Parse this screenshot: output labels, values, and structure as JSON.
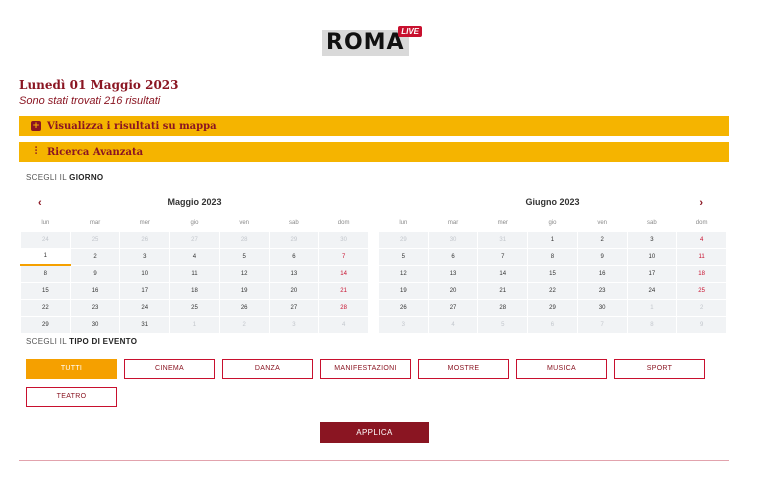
{
  "logo": {
    "word": "ROMA",
    "badge": "LIVE"
  },
  "header": {
    "date_title": "Lunedì 01 Maggio 2023",
    "results_text": "Sono stati trovati  216  risultati"
  },
  "bars": {
    "map_label": "Visualizza i risultati su mappa",
    "advanced_label": "Ricerca Avanzata"
  },
  "day_section": {
    "prefix": "SCEGLI IL ",
    "strong": "GIORNO"
  },
  "weekdays": [
    "lun",
    "mar",
    "mer",
    "gio",
    "ven",
    "sab",
    "dom"
  ],
  "calendars": [
    {
      "title": "Maggio 2023",
      "weeks": [
        [
          "24",
          "25",
          "26",
          "27",
          "28",
          "29",
          "30"
        ],
        [
          "1",
          "2",
          "3",
          "4",
          "5",
          "6",
          "7"
        ],
        [
          "8",
          "9",
          "10",
          "11",
          "12",
          "13",
          "14"
        ],
        [
          "15",
          "16",
          "17",
          "18",
          "19",
          "20",
          "21"
        ],
        [
          "22",
          "23",
          "24",
          "25",
          "26",
          "27",
          "28"
        ],
        [
          "29",
          "30",
          "31",
          "1",
          "2",
          "3",
          "4"
        ]
      ]
    },
    {
      "title": "Giugno 2023",
      "weeks": [
        [
          "29",
          "30",
          "31",
          "1",
          "2",
          "3",
          "4"
        ],
        [
          "5",
          "6",
          "7",
          "8",
          "9",
          "10",
          "11"
        ],
        [
          "12",
          "13",
          "14",
          "15",
          "16",
          "17",
          "18"
        ],
        [
          "19",
          "20",
          "21",
          "22",
          "23",
          "24",
          "25"
        ],
        [
          "26",
          "27",
          "28",
          "29",
          "30",
          "1",
          "2"
        ],
        [
          "3",
          "4",
          "5",
          "6",
          "7",
          "8",
          "9"
        ]
      ]
    }
  ],
  "type_section": {
    "prefix": "SCEGLI IL ",
    "strong": "TIPO DI EVENTO"
  },
  "event_types": [
    "TUTTI",
    "CINEMA",
    "DANZA",
    "MANIFESTAZIONI",
    "MOSTRE",
    "MUSICA",
    "SPORT",
    "TEATRO"
  ],
  "apply_label": "APPLICA",
  "colors": {
    "accent": "#f5b400",
    "brand": "#8a1522",
    "red": "#c8102e"
  }
}
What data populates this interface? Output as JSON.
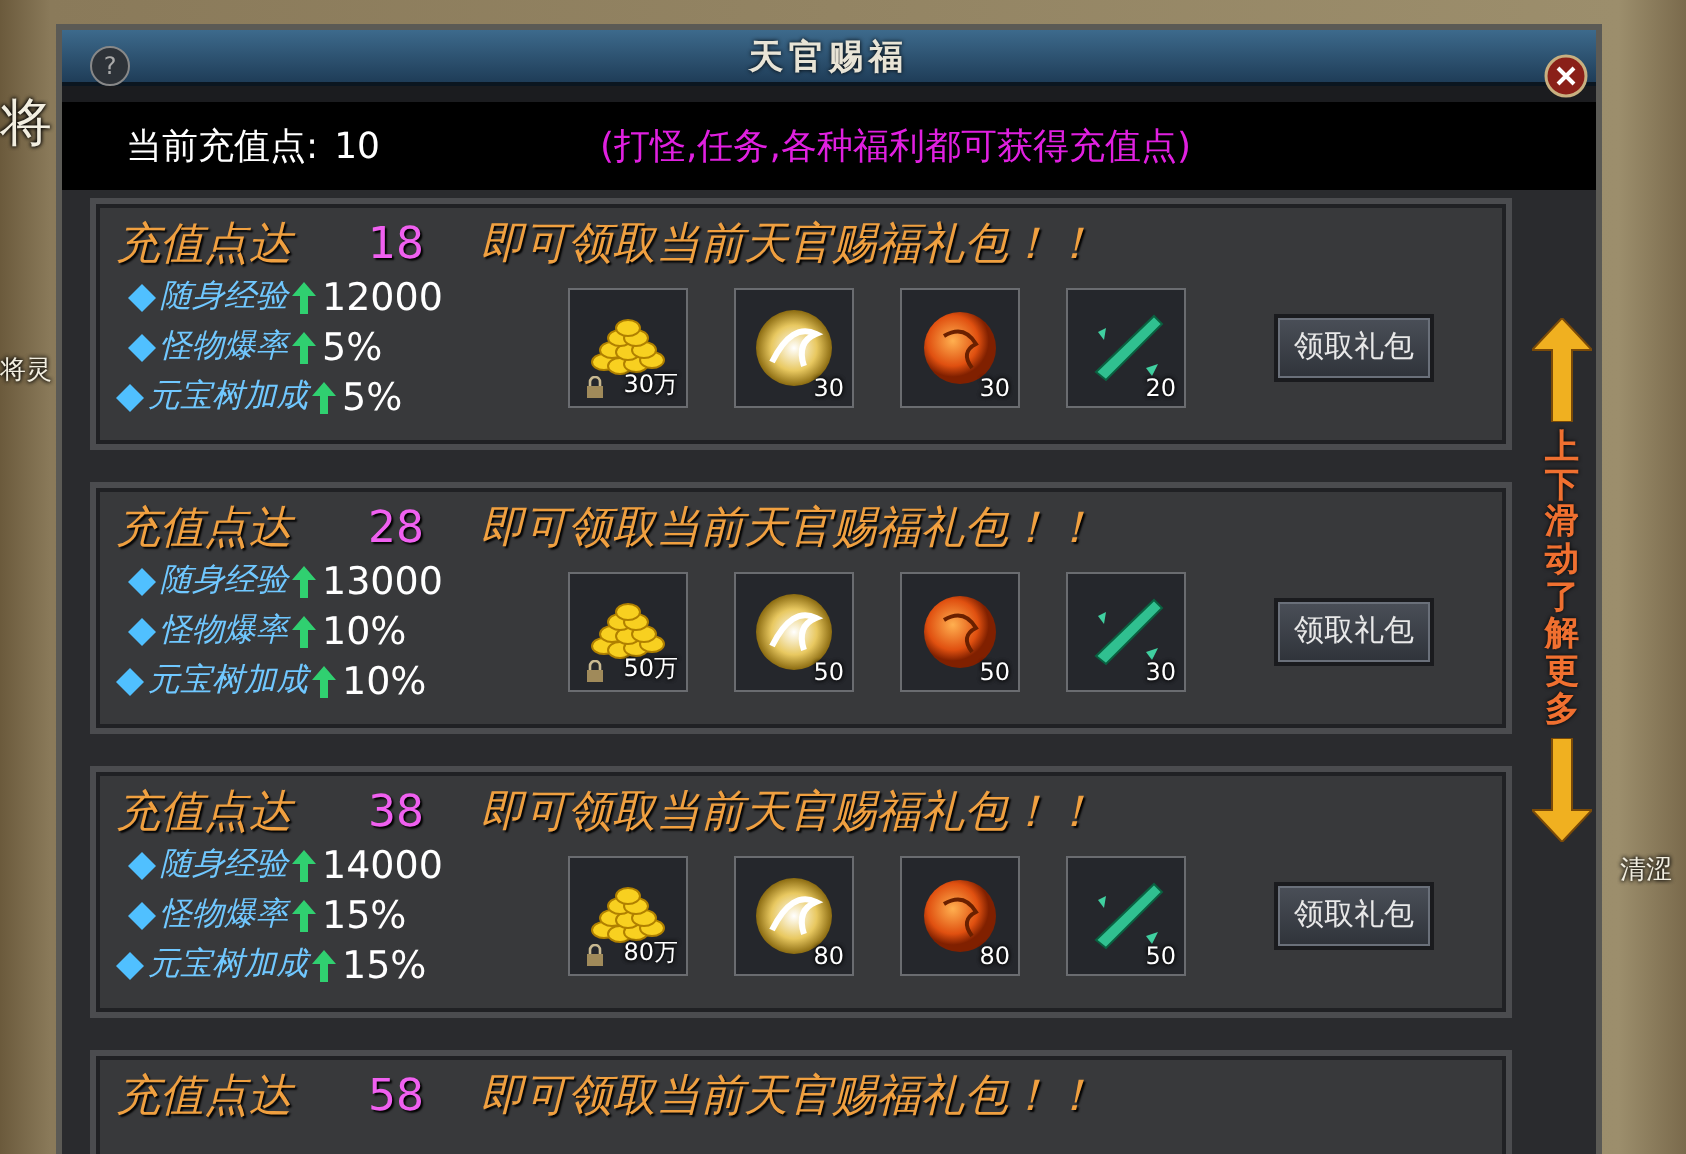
{
  "scene": {
    "labels": [
      {
        "text": "将",
        "kind": "big"
      },
      {
        "text": "将灵",
        "kind": "small"
      },
      {
        "text": "清涩",
        "kind": "name"
      }
    ]
  },
  "window": {
    "title": "天官赐福",
    "help": "?"
  },
  "header": {
    "points_label": "当前充值点:",
    "points": "10",
    "hint": "(打怪,任务,各种福利都可获得充值点)"
  },
  "tiers": [
    {
      "label": "充值点达",
      "points": "18",
      "message": "即可领取当前天官赐福礼包！！",
      "stats": [
        {
          "name": "随身经验",
          "value": "12000"
        },
        {
          "name": "怪物爆率",
          "value": "5%"
        },
        {
          "name": "元宝树加成",
          "value": "5%"
        }
      ],
      "rewards": [
        {
          "kind": "gold",
          "count": "30万",
          "locked": true
        },
        {
          "kind": "swirl",
          "count": "30",
          "locked": false
        },
        {
          "kind": "dragon",
          "count": "30",
          "locked": false
        },
        {
          "kind": "crystal",
          "count": "20",
          "locked": false
        }
      ],
      "button": "领取礼包"
    },
    {
      "label": "充值点达",
      "points": "28",
      "message": "即可领取当前天官赐福礼包！！",
      "stats": [
        {
          "name": "随身经验",
          "value": "13000"
        },
        {
          "name": "怪物爆率",
          "value": "10%"
        },
        {
          "name": "元宝树加成",
          "value": "10%"
        }
      ],
      "rewards": [
        {
          "kind": "gold",
          "count": "50万",
          "locked": true
        },
        {
          "kind": "swirl",
          "count": "50",
          "locked": false
        },
        {
          "kind": "dragon",
          "count": "50",
          "locked": false
        },
        {
          "kind": "crystal",
          "count": "30",
          "locked": false
        }
      ],
      "button": "领取礼包"
    },
    {
      "label": "充值点达",
      "points": "38",
      "message": "即可领取当前天官赐福礼包！！",
      "stats": [
        {
          "name": "随身经验",
          "value": "14000"
        },
        {
          "name": "怪物爆率",
          "value": "15%"
        },
        {
          "name": "元宝树加成",
          "value": "15%"
        }
      ],
      "rewards": [
        {
          "kind": "gold",
          "count": "80万",
          "locked": true
        },
        {
          "kind": "swirl",
          "count": "80",
          "locked": false
        },
        {
          "kind": "dragon",
          "count": "80",
          "locked": false
        },
        {
          "kind": "crystal",
          "count": "50",
          "locked": false
        }
      ],
      "button": "领取礼包"
    },
    {
      "label": "充值点达",
      "points": "58",
      "message": "即可领取当前天官赐福礼包！！"
    }
  ],
  "scroll_hint": "上下滑动了解更多"
}
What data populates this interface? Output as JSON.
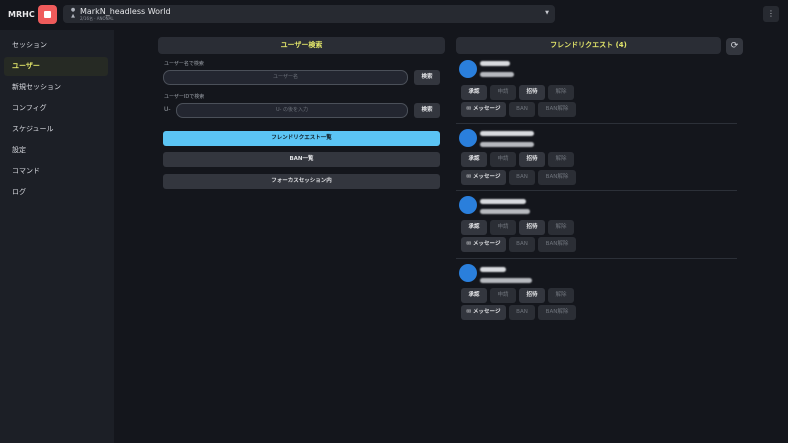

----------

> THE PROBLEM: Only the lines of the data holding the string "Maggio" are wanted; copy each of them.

> EXERCISE ANSWER:
    "date_title": "Lunedì 01 Maggio 2023",
      "title": "Maggio 2023",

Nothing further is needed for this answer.